(GIVEN ENTRIES)

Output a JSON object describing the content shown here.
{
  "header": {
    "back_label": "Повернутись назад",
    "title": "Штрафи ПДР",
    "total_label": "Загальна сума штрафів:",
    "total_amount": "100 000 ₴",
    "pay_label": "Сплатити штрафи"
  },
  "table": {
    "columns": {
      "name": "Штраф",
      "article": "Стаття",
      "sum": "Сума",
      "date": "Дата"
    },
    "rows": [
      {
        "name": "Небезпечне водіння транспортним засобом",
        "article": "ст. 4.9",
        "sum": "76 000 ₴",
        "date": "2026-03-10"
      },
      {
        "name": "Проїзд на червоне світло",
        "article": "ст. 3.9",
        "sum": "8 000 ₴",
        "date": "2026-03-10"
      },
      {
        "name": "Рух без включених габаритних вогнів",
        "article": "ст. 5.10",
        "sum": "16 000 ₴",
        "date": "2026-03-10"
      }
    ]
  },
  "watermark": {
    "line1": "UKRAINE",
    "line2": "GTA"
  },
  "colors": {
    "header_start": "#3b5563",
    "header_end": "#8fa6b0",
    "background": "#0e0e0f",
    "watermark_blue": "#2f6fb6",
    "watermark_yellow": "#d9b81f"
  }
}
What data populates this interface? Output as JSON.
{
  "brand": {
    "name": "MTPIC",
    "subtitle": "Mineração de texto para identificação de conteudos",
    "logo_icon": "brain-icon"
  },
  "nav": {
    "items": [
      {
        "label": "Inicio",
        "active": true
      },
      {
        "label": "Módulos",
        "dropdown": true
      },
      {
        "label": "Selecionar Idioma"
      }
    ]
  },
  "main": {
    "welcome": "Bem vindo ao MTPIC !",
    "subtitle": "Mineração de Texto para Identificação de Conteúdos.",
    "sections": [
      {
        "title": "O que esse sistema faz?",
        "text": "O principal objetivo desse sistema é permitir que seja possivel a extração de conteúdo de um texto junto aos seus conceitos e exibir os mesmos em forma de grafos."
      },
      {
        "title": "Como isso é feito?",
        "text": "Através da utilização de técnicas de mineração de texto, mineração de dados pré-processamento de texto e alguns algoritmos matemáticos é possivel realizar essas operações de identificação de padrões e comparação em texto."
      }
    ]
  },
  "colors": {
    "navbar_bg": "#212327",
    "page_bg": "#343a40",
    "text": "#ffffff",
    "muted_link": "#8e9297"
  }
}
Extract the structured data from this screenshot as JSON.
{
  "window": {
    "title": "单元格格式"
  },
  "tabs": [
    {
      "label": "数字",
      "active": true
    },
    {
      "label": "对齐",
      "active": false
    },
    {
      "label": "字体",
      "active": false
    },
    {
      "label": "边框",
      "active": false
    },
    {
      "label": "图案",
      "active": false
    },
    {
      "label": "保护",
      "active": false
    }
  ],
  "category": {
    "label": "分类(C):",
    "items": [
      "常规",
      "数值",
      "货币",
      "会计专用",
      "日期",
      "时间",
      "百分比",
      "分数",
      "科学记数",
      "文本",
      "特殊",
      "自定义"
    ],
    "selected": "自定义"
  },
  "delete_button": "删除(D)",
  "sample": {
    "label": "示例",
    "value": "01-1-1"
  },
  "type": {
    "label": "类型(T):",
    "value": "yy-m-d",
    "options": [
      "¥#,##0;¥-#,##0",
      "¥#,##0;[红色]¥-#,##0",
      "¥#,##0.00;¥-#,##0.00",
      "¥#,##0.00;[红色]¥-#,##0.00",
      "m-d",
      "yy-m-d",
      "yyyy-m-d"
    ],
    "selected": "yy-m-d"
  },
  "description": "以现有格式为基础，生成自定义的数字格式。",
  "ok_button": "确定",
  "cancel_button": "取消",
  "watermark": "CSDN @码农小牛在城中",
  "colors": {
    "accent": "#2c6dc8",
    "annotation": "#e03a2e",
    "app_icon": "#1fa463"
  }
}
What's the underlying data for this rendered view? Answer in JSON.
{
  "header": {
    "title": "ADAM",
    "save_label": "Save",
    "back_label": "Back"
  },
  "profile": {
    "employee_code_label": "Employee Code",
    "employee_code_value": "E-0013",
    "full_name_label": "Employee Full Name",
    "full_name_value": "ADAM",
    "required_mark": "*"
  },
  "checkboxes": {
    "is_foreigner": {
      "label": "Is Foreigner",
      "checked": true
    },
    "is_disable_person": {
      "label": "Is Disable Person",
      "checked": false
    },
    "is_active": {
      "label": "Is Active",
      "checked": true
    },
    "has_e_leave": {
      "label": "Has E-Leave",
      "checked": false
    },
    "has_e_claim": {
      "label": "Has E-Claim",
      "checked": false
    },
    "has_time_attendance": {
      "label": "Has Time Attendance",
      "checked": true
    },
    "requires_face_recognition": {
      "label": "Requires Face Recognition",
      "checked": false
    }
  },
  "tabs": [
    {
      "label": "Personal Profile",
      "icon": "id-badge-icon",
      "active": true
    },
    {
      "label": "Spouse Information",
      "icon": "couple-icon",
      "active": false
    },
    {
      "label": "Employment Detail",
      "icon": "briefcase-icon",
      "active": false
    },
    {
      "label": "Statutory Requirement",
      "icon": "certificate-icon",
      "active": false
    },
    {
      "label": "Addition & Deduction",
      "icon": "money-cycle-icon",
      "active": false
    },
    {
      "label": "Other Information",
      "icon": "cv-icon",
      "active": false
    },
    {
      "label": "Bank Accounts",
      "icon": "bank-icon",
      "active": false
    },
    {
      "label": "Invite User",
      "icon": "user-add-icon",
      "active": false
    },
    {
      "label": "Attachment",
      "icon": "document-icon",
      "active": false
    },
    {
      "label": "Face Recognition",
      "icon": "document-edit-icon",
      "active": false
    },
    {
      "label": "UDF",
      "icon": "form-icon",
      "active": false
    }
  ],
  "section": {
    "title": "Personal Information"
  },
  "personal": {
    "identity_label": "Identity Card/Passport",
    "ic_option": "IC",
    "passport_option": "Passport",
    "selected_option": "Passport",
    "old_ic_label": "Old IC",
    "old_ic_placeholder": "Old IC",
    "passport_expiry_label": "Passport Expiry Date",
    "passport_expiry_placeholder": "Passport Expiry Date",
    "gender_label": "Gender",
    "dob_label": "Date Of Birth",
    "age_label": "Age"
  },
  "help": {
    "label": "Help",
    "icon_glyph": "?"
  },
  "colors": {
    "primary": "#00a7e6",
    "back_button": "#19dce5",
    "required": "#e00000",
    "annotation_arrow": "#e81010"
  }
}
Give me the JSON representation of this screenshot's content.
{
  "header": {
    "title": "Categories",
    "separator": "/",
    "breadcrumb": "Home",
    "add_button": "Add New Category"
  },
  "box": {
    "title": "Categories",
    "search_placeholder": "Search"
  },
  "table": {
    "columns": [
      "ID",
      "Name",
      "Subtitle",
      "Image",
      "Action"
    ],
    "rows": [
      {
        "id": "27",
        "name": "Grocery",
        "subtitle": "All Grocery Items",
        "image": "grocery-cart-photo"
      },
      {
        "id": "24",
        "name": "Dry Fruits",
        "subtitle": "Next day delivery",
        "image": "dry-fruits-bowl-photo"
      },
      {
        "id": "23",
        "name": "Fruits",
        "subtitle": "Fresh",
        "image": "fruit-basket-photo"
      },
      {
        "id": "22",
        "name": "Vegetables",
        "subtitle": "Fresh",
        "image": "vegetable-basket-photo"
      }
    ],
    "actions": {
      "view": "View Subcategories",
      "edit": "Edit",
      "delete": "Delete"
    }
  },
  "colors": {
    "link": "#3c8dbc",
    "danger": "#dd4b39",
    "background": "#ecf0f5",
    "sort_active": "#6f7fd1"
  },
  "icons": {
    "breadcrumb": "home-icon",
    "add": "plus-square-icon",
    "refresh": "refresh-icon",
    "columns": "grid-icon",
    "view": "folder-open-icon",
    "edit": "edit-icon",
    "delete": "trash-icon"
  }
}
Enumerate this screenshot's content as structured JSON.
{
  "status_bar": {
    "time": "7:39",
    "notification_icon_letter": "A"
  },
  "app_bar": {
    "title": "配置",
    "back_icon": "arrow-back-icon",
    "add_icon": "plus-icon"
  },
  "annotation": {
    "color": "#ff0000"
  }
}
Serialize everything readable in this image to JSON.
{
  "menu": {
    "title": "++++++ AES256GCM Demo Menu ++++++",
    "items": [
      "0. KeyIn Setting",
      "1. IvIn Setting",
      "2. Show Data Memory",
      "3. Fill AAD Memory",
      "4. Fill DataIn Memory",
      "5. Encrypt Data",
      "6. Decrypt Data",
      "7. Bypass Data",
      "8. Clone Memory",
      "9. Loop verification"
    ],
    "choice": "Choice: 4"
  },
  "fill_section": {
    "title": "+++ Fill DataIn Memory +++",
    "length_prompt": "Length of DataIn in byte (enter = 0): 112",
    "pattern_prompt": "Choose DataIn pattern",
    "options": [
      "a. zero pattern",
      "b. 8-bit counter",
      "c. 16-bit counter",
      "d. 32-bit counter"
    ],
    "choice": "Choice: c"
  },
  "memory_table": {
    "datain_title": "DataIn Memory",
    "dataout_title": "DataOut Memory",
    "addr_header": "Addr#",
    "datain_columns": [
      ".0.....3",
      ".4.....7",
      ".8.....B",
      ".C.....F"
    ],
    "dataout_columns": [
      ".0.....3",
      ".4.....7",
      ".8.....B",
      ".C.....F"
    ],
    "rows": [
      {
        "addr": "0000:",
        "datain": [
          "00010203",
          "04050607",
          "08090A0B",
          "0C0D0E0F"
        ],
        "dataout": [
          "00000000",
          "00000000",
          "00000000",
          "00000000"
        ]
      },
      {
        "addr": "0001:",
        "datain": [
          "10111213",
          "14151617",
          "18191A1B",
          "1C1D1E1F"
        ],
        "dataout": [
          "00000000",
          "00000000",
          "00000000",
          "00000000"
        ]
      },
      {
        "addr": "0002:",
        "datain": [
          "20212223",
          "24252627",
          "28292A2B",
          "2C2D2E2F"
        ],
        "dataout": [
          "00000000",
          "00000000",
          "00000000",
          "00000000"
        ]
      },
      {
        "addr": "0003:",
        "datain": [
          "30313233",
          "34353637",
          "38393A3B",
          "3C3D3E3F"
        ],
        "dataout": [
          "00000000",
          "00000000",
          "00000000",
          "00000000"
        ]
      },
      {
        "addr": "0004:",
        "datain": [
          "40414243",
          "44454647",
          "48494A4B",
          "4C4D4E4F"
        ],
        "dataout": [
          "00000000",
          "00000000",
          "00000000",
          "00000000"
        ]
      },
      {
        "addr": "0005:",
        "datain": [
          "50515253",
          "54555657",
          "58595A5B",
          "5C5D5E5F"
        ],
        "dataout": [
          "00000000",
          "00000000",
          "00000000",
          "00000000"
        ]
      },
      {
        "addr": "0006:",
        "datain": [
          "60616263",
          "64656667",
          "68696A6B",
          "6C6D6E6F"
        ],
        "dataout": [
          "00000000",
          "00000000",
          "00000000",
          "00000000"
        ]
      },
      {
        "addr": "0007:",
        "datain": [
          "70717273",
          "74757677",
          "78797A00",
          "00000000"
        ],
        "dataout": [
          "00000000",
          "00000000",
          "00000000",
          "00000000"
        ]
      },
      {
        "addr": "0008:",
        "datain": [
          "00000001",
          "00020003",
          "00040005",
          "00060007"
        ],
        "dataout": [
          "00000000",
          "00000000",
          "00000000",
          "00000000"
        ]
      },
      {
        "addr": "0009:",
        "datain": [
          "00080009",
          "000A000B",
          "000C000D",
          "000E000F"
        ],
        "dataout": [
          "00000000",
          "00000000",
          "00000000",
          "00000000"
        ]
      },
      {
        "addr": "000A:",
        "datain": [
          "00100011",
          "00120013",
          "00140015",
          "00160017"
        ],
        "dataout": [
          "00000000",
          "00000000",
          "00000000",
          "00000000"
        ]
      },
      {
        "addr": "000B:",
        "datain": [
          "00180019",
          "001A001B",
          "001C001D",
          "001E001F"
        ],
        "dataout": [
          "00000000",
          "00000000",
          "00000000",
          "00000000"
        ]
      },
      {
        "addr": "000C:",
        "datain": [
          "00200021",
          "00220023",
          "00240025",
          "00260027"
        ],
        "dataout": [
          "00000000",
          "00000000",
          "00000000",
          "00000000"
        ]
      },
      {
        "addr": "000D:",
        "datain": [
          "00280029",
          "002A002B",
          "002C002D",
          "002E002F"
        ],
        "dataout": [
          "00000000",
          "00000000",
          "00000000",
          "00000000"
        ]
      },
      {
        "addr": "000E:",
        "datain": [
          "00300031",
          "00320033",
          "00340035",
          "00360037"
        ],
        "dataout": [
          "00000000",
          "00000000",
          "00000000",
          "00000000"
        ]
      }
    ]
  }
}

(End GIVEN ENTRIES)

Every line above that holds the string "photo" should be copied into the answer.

        "image": "grocery-cart-photo"
        "image": "dry-fruits-bowl-photo"
        "image": "fruit-basket-photo"
        "image": "vegetable-basket-photo"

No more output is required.